- Some kind of debts generally cannot be dischargable under Chapter 7. (Student loans, child support arrearages, taxes, etc.) Chapter 13 allows you to repay those debts over a period of years.
- Avoiding foreclosure and/or repossession
- If you fall behind on your mortgage or car loan and are facing the possibility of foreclosure/repossession, a chapter 7 bankruptcy might not help you keep your property. A chapter 13 plan can put collection efforts on hold to give you a chance to make up missing payments and keep your house or vehicle.
- Protecting co-borrowers
- If someone co-signed a loan that you discharge under Chapter 7, your co-debtor(s) can usually be held responsible for the balance of the loan. Including the debt in a chapter 13 plan can prevent the creditor from pursuing your co-signor for repayment of the loan.
- Repaying debts that are important to you
- Sometimes debtors do not want to wipe out their debt. They like to know that they have made their best effort to pay their debts, particularly if they owe money to friends, family members, or businesses with which they want to maintain a good relationship.
FAQ’s About A Last Will & Testament
WHAT IS A LIVING WILL?
A living will or declaration concerning life-sustaining procedures is effective only when a patient is diagnosed with a terminal and irreversible condition. In effect, the living will can prevent the maintenance of a person on a respirator, etc. The living will is effective at a time when the person is physically (medically) alive but cannot survive without extraordinary medical procedures.

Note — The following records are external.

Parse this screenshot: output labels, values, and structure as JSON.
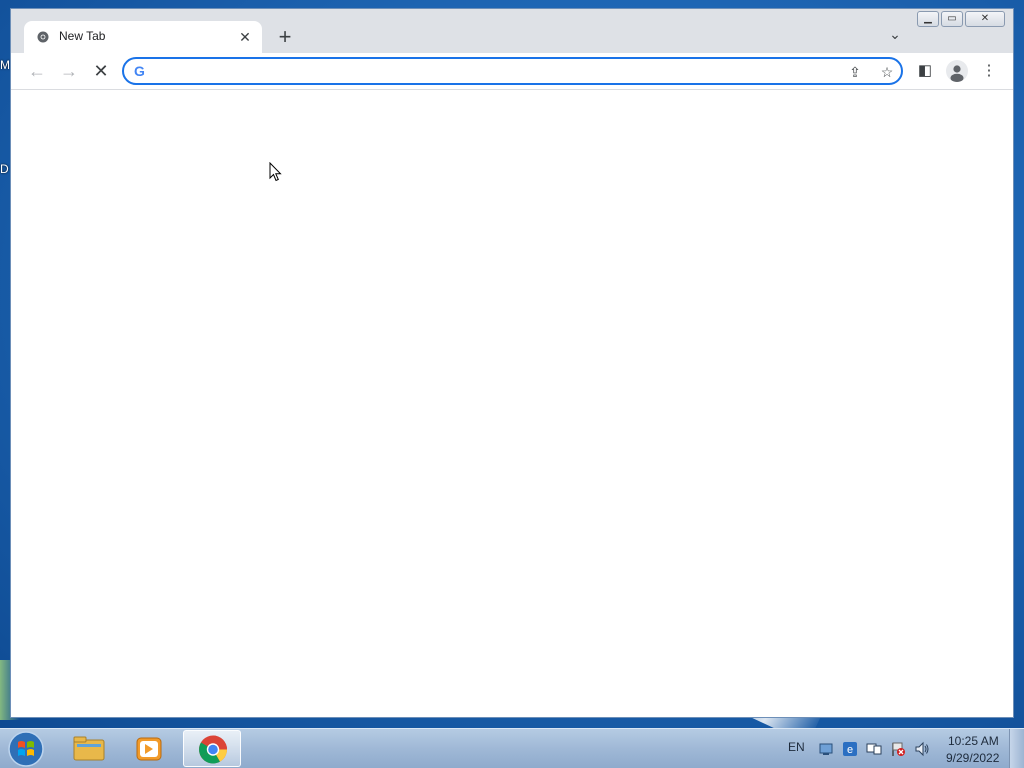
{
  "desktop": {
    "edge_letters": [
      "M",
      "D"
    ]
  },
  "browser": {
    "tab": {
      "title": "New Tab",
      "close_glyph": "✕"
    },
    "new_tab_glyph": "+",
    "tab_search_glyph": "⌄",
    "window_controls": {
      "minimize": "▁",
      "maximize": "▭",
      "close": "✕"
    },
    "toolbar": {
      "back_glyph": "←",
      "forward_glyph": "→",
      "stop_glyph": "✕",
      "omnibox_value": "",
      "omnibox_placeholder": "",
      "google_letter": "G",
      "share_glyph": "⇪",
      "bookmark_glyph": "☆",
      "side_panel_glyph": "◧",
      "menu_glyph": "⋮"
    }
  },
  "taskbar": {
    "language": "EN",
    "time": "10:25 AM",
    "date": "9/29/2022",
    "pinned": [
      "Windows Explorer",
      "Windows Media Player",
      "Google Chrome"
    ]
  },
  "colors": {
    "accent": "#1a73e8",
    "tab_strip": "#dee1e6",
    "desktop": "#1f67b5"
  }
}
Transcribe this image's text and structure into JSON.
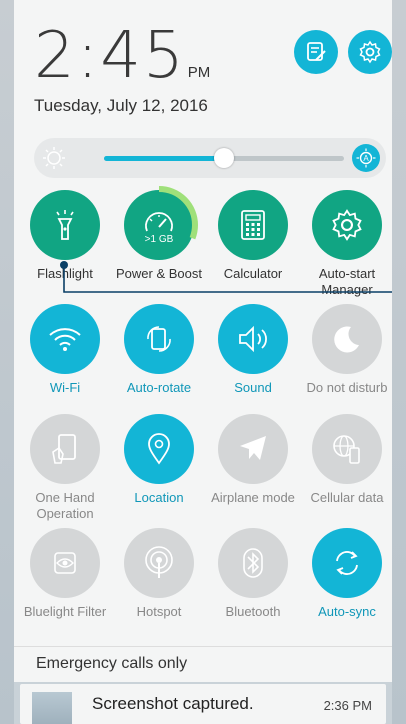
{
  "status": {
    "time": "2:45",
    "ampm": "PM",
    "date": "Tuesday, July 12, 2016"
  },
  "header_buttons": [
    {
      "name": "edit-icon"
    },
    {
      "name": "gear-icon"
    }
  ],
  "brightness": {
    "level_fraction": 0.5
  },
  "accent_color": "#13b5d6",
  "shortcuts": [
    {
      "label": "Flashlight",
      "icon": "flashlight-icon",
      "state": "green"
    },
    {
      "label": "Power & Boost",
      "icon": "boost-gauge-icon",
      "state": "green",
      "ram": ">1 GB"
    },
    {
      "label": "Calculator",
      "icon": "calculator-icon",
      "state": "green"
    },
    {
      "label": "Auto-start Manager",
      "icon": "gear-icon",
      "state": "green"
    }
  ],
  "toggles": [
    {
      "label": "Wi-Fi",
      "icon": "wifi-icon",
      "state": "blue"
    },
    {
      "label": "Auto-rotate",
      "icon": "auto-rotate-icon",
      "state": "blue"
    },
    {
      "label": "Sound",
      "icon": "speaker-icon",
      "state": "blue"
    },
    {
      "label": "Do not disturb",
      "icon": "moon-icon",
      "state": "grey"
    },
    {
      "label": "One Hand Operation",
      "icon": "one-hand-icon",
      "state": "grey"
    },
    {
      "label": "Location",
      "icon": "location-pin-icon",
      "state": "blue"
    },
    {
      "label": "Airplane mode",
      "icon": "airplane-icon",
      "state": "grey"
    },
    {
      "label": "Cellular data",
      "icon": "globe-phone-icon",
      "state": "grey"
    },
    {
      "label": "Bluelight Filter",
      "icon": "eye-icon",
      "state": "grey"
    },
    {
      "label": "Hotspot",
      "icon": "hotspot-icon",
      "state": "grey"
    },
    {
      "label": "Bluetooth",
      "icon": "bluetooth-icon",
      "state": "grey"
    },
    {
      "label": "Auto-sync",
      "icon": "sync-icon",
      "state": "blue"
    }
  ],
  "emergency": "Emergency calls only",
  "notification": {
    "title": "Screenshot captured.",
    "time": "2:36 PM"
  }
}
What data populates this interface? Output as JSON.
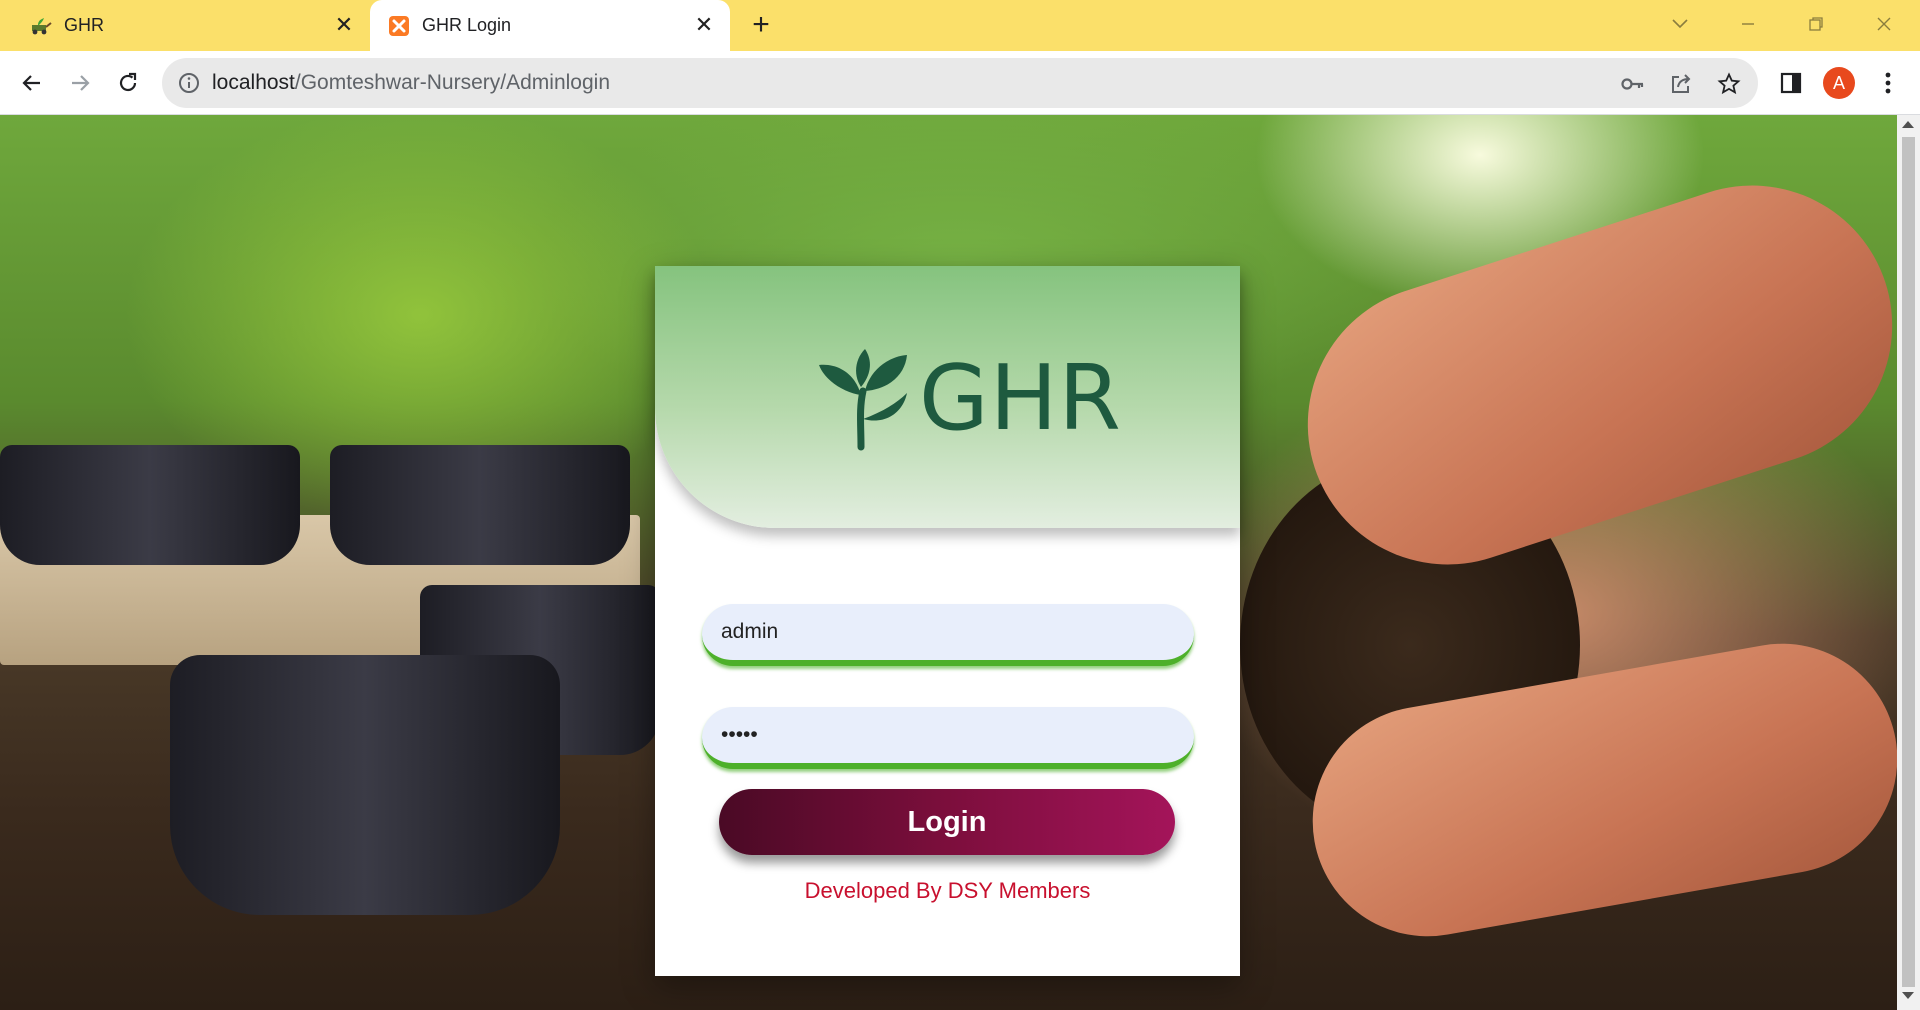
{
  "browser": {
    "tabs": [
      {
        "title": "GHR",
        "active": false,
        "favicon": "plant-cart-icon"
      },
      {
        "title": "GHR Login",
        "active": true,
        "favicon": "xampp-icon"
      }
    ],
    "url": {
      "host": "localhost",
      "path": "/Gomteshwar-Nursery/Adminlogin"
    },
    "profile_initial": "A"
  },
  "login": {
    "brand": "GHR",
    "username_value": "admin",
    "password_value": "•••••",
    "login_label": "Login",
    "credit": "Developed By DSY Members"
  },
  "colors": {
    "tabstrip": "#fbe06a",
    "field_underline": "#4db02a",
    "button_gradient_start": "#4a0a25",
    "button_gradient_end": "#a4145a",
    "credit_text": "#c8102e",
    "logo": "#1e5a3f"
  }
}
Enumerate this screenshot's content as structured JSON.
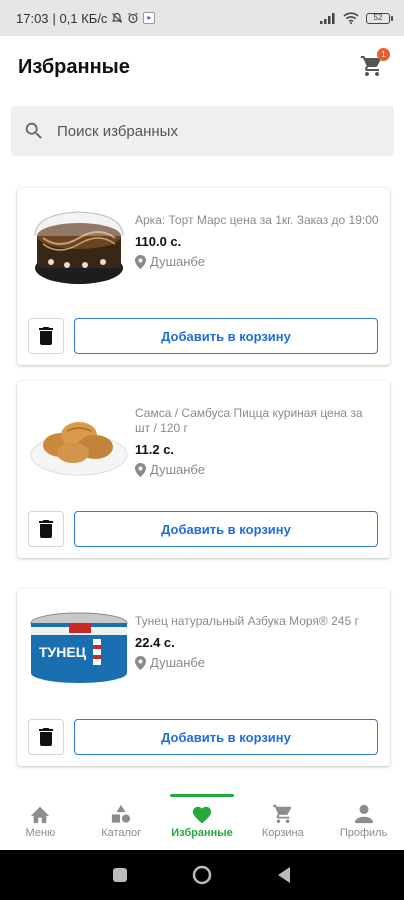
{
  "status_bar": {
    "time": "17:03",
    "network_speed": "| 0,1 КБ/с",
    "battery": "52"
  },
  "header": {
    "title": "Избранные",
    "cart_count": "1"
  },
  "search": {
    "placeholder": "Поиск избранных"
  },
  "products": [
    {
      "name": "Арка: Торт Марс цена за 1кг. Заказ до 19:00",
      "price": "110.0 с.",
      "location": "Душанбе",
      "add_label": "Добавить в корзину",
      "image": "cake"
    },
    {
      "name": "Самса / Самбуса Пицца куриная цена за шт / 120 г",
      "price": "11.2 с.",
      "location": "Душанбе",
      "add_label": "Добавить в корзину",
      "image": "samsa"
    },
    {
      "name": "Тунец натуральный Азбука Моря® 245 г",
      "price": "22.4 с.",
      "location": "Душанбе",
      "add_label": "Добавить в корзину",
      "image": "tuna-can",
      "image_text": "ТУНЕЦ"
    }
  ],
  "bottom_nav": [
    {
      "label": "Меню",
      "icon": "home-icon",
      "active": false
    },
    {
      "label": "Каталог",
      "icon": "catalog-icon",
      "active": false
    },
    {
      "label": "Избранные",
      "icon": "heart-icon",
      "active": true
    },
    {
      "label": "Корзина",
      "icon": "cart-icon",
      "active": false
    },
    {
      "label": "Профиль",
      "icon": "person-icon",
      "active": false
    }
  ],
  "colors": {
    "accent_green": "#25a93c",
    "button_blue": "#1e6fd6",
    "badge_orange": "#e95f2b"
  }
}
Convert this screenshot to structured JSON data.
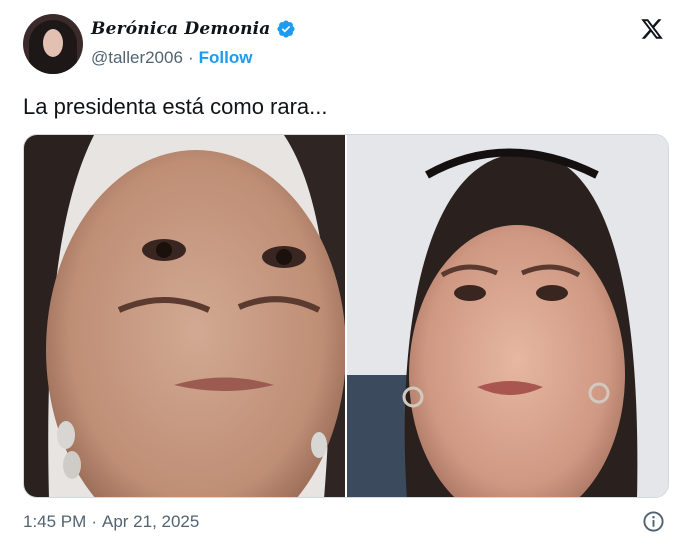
{
  "author": {
    "display_name": "Berónica Demonia",
    "handle": "@taller2006",
    "separator": "·",
    "follow_label": "Follow"
  },
  "tweet": {
    "text": "La presidenta está como rara...",
    "time": "1:45 PM",
    "separator": "·",
    "date": "Apr 21, 2025"
  },
  "icons": {
    "verified": "verified-badge-icon",
    "logo": "x-logo-icon",
    "info": "info-icon"
  },
  "colors": {
    "accent": "#1d9bf0",
    "text": "#0f1419",
    "secondary": "#536471",
    "border": "#cfd9de"
  }
}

DO YOU NEED A LAST WILL AND TESTAMENT?
A will is not effective until death; generally, the last one written by date is the one which will control, so it is usually a good idea that the last will made revoke all prior wills. It is not possible to make either an oral will or a will with someone else. A will may be olographic, which means entirely written, dated and signed in the testator’s handwriting; or it can be statutory, which means it is executed with certain formalities in the presence of a notary public and two witnesses. A will controls all the property (assets and liabilities) owned at the time of death, whatever and wherever, except for property that generally passes by beneficiary designation such as life insurance, annuities, IRAs and pension benefits. The estate of one spouse cannot be controlled by the will of the other spouse. Wills also can address estate or inheritance tax matters as well as many others beyond the scope of this brochure.